She also says that while she is involved with zine culture in just about every way, she doesn’t make her own. Leigh emphasizes her interest in supporting others. “I really enjoy cheerleading or championing other people’s work. As a white woman I think it’s really important to step back and help amplify marginalized voices as opposed to taking up that space,” says Leigh.
But, she reiterates that zines can be created by anyone who wants to make one. “While I am continuously trying to encourage marginalized voices to make zines, zines don’t exist specifically for one demographic. But I think it’s really great way for people whose voices are not normally heard to share their stories and their art,” she adds.
The idea of self-publishing might seem daunting, but, since the restrictions for zine making are almost non-existent, it’s no surprise that zines are the format of choice for those who want to create without boundaries. Generally, the only limit zines have is their not-for-profit nature, which in Leigh’s opinion “blows open the door of what you can do with zines as a medium.”
As for the Zine Machine Project, it has to conform to its manual functions, meaning that prices cannot be programmed and that all the zines within the machine are sold for $1.50. With that, Leigh explains that the zine makers receive a dollar off of each zine while the project keeps the remaining 50 cents to keep it running.
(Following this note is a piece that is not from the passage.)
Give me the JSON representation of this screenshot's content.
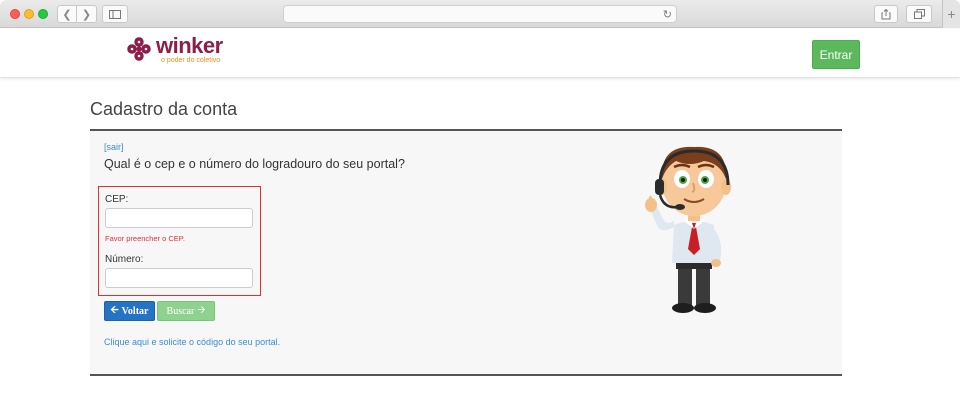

“In general, with zine distribution or the reselling of zines, usually the wholesale retail split is like 40/60 or 50/50,” explains Leigh. “In my experience, generally people sell zines for the cost of what it cost to make one. I don’t think anyone’s really making a huge profit.”
Along with the Zine Machine Project, Edmonton has been celebrating zine makers and zine enthusiasts at the Edmonton Zine Fair. In December of 2018, Clean Up Your Act Productions (an Edmonton-based music promotion company) hosted the 10th Zine Fair alongside the Edmonton Public Library.
Leigh also admires the variety of craft displayed at Edmonton’s zine fairs, “I think they’re really interesting because there are people who are making paper zines but then there are people who are doing adjacent things like making patches or buttons.”
Whatever form it might come in, it seems as though the DIY nature of zines is welcomed in the city. If you’ve never seen a zine before, you can even check out a variety on the library stands at MacEwan.
In the next year, Leigh plans to line up a few places to house the Zine Machine Project, and hopes that it can find a home in free public spaces. She believes it’s important for people to have open access to it, and to the art of making zines.
“For any kind of subculture in Edmonton, if you want something cool to happen you have to make it happen. It isn’t kind of just handed to you or it doesn’t always already exist, and that’s a thing I really love about this city,” says Leigh. “I think that’s what helps sustain doing independent creative projects like DIY or punk or whatever subculture, zines being one of them.”
Photography supplied & by Sydney Upright.